On July 18, 2009, the Friends of the Valley Railroad built a passenger shelter in Chester on the site of the original Hadlyme station. The new building is a reproduction of the South Britain station, which was on the now abandoned Danbury Extension of the Hartford, Providence & Fishkill. The original station on this site served passengers of the town of Hadlyme, across the Connecticut River. Passengers use today's station to go to Gillette Castle State Park via the Chester-Hadlyme Ferry, the second-oldest continuously-operated ferry route in the United States.
In popular culture
The Valley Railroad makes an appearance in Indiana Jones and the Kingdom of the Crystal Skull with 2-8-0 97 appearing in some scenes of the film. It again appears several times in the Hallmark 2021 production ‘’Next Stop, Christmas’’.
- Connecticut Valley Railroad Roundhouse and Turntable Site
- Deep River Freight Station
- Essex Freight Station
- List of Connecticut state parks
- List of heritage railroads in the United States
- "Essex Steam Train Is Remnant Of Connecticut Valley Railroad". Hartford, Connecticut: The Hartford Courant. Retrieved August 2, 2014.
- "Connecticut Valley Railroad State Park". Hartford, Connecticut: Connecticut DEEP. Retrieved August 2, 2014.

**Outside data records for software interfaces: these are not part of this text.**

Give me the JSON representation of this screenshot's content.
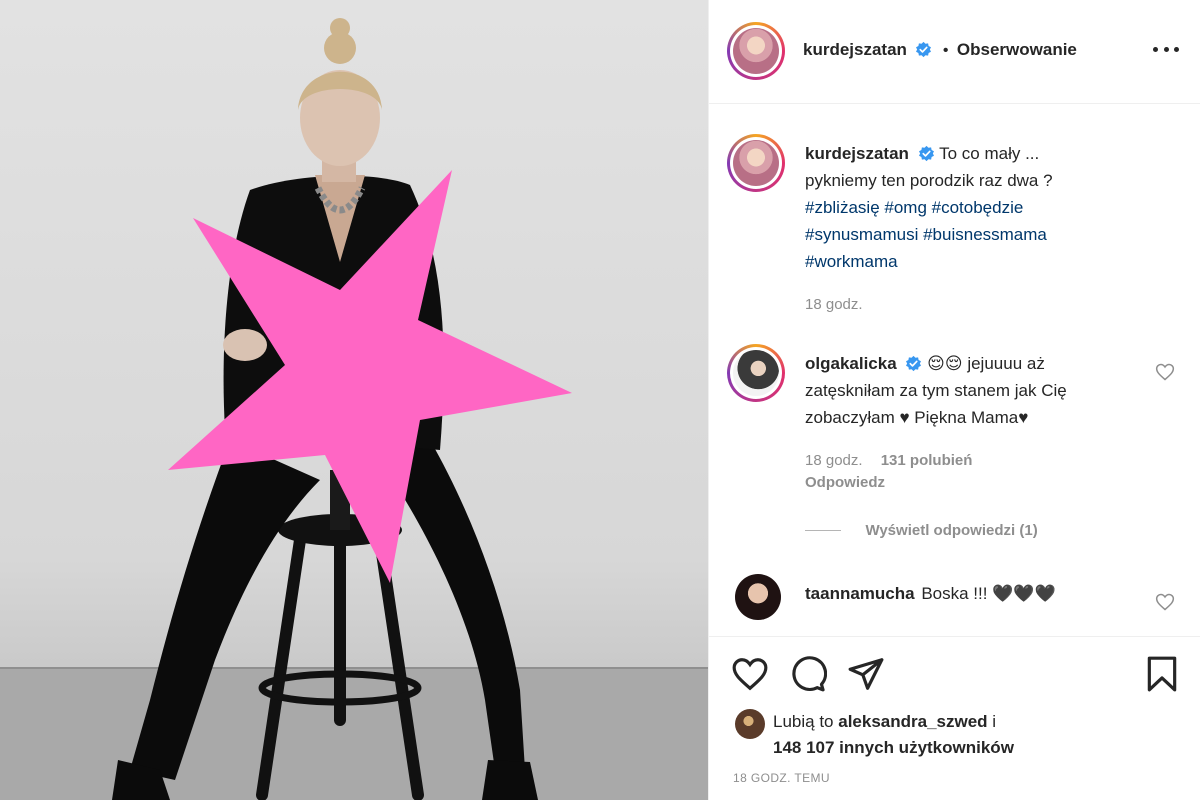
{
  "post": {
    "author": "kurdejszatan",
    "follow_label": "Obserwowanie",
    "separator": "•",
    "caption_line1": "To co mały ...",
    "caption_line2": "pykniemy ten porodzik raz dwa ?",
    "hashtags_line1": "#zbliżasię #omg #cotobędzie",
    "hashtags_line2": "#synusmamusi #buisnessmama",
    "hashtags_line3": "#workmama",
    "caption_time": "18 godz."
  },
  "comments": [
    {
      "user": "olgakalicka",
      "emoji": "😌😌",
      "line1": "jejuuuu aż",
      "line2": "zatęskniłam za tym stanem jak Cię",
      "line3": "zobaczyłam ♥ Piękna Mama♥",
      "time": "18 godz.",
      "likes": "131 polubień",
      "reply": "Odpowiedz",
      "view_replies": "Wyświetl odpowiedzi (1)"
    },
    {
      "user": "taannamucha",
      "text": "Boska !!! 🖤🖤🖤"
    }
  ],
  "likes": {
    "prefix": "Lubią to",
    "user": "aleksandra_szwed",
    "conj": "i",
    "count": "148 107 innych użytkowników"
  },
  "time_ago": "18 GODZ. TEMU",
  "colors": {
    "star": "#ff66c4",
    "verified": "#3897f0",
    "hashtag": "#00376b"
  },
  "icons": [
    "heart-icon",
    "comment-icon",
    "share-icon",
    "bookmark-icon",
    "more-icon",
    "verified-icon"
  ]
}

- Karr, Ronald Dale (2017). The Rail Lines of Southern New England (2 ed.). Branch Line Press. pp. 111–115. ISBN 9780942147124.

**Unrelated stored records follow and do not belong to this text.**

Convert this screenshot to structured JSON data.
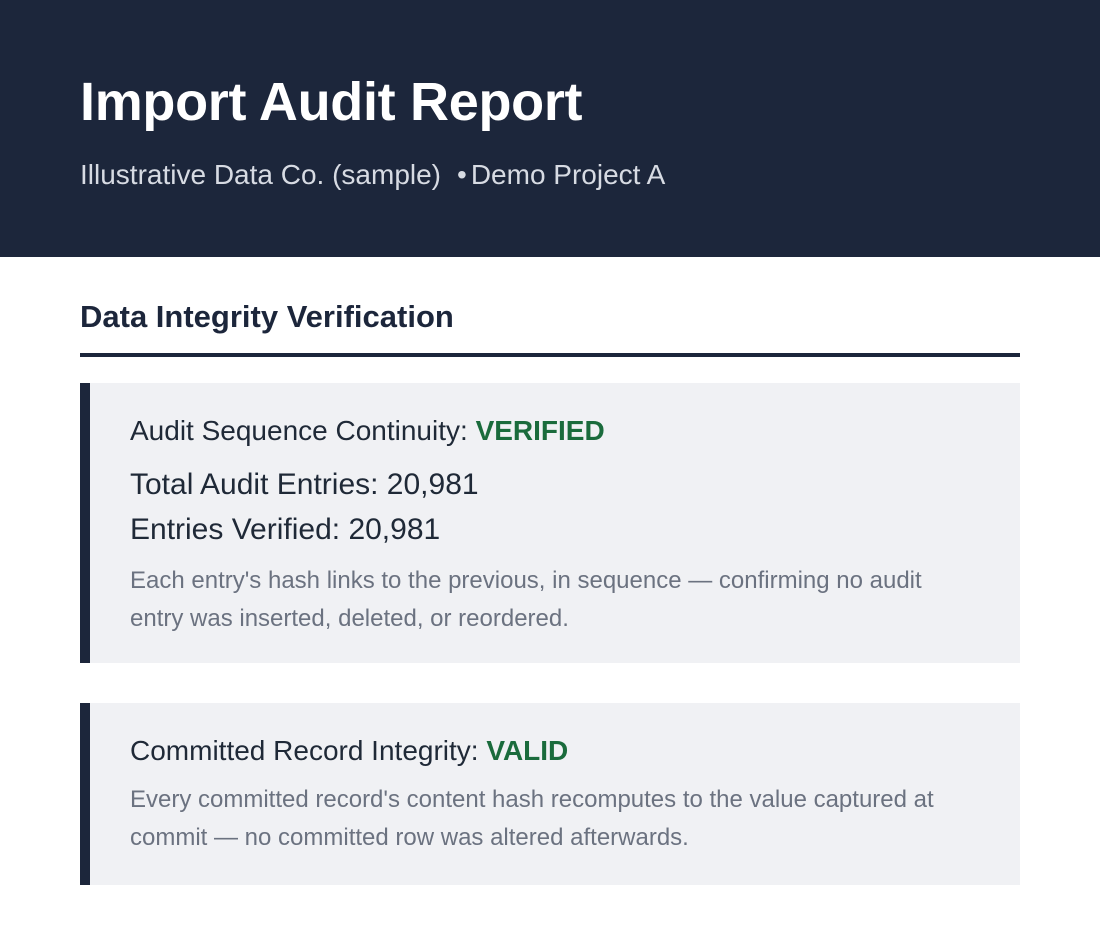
{
  "header": {
    "title": "Import Audit Report",
    "organization": "Illustrative Data Co. (sample)",
    "separator": "•",
    "project": "Demo Project A"
  },
  "section": {
    "title": "Data Integrity Verification"
  },
  "cards": [
    {
      "label": "Audit Sequence Continuity:",
      "status": "VERIFIED",
      "stats": [
        "Total Audit Entries: 20,981",
        "Entries Verified: 20,981"
      ],
      "note": "Each entry's hash links to the previous, in sequence — confirming no audit entry was inserted, deleted, or reordered."
    },
    {
      "label": "Committed Record Integrity:",
      "status": "VALID",
      "note": "Every committed record's content hash recomputes to the value captured at commit — no committed row was altered afterwards."
    }
  ],
  "colors": {
    "header_bg": "#1c263b",
    "status_ok": "#1a6b3c",
    "card_bg": "#f0f1f4",
    "note_text": "#6b7280"
  }
}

- "Essex Steam Train & River Boat: Roster of Equipment" (PDF). The Valley Railroad Company. June 2016.
- "Connecticut Coke Company 3". Steam Locomotive Information. 2017-06-10. Retrieved July 19, 2020.
- "Essex Steam Train Locomotive History" (PDF). Essex, Connecticut: The Valley Railroad Company. Archived from the original (PDF) on August 8, 2014. Retrieved August 1, 2014.

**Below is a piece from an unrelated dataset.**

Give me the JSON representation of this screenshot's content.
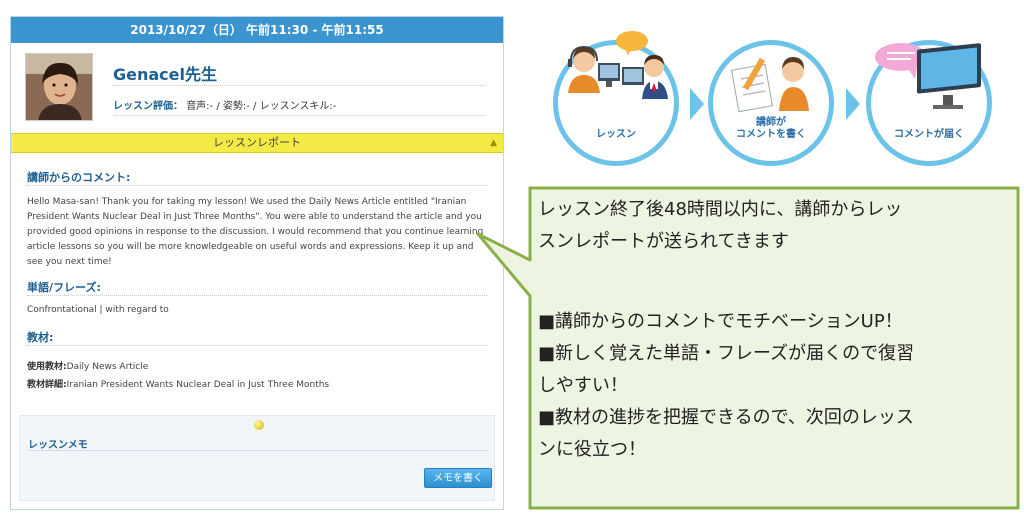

- "Baldwin Locomotive Works 0-4-0 steam locomotive 10". Connecticut Eastern Railroad Museum. 2009-08-22. Retrieved July 16, 2020.
- "News From The Naugy". Naugatuck Railroad Blog. 2007-10-11. Retrieved August 10, 2014.
- "News From The Naugy". Naugatuck Railroad Blog. 2007-10-12. Retrieved March 7, 2022.
- "GE 44-ton Locomotive". Connecticut Eastern Railroad Museum. Retrieved July 16, 2020.
- "The Essex Clipper Dinner Train". Essex, Connecticut: The Valley Railroad Company. Archived from the original on July 2, 2014. Retrieved August 1, 2014.
- Angus, Fred (May 2005). "Farewell to the 800s" (PDF). Canadian Rail. No. 506. The Canadian Railroad Historical Association. Retrieved September 12, 2018.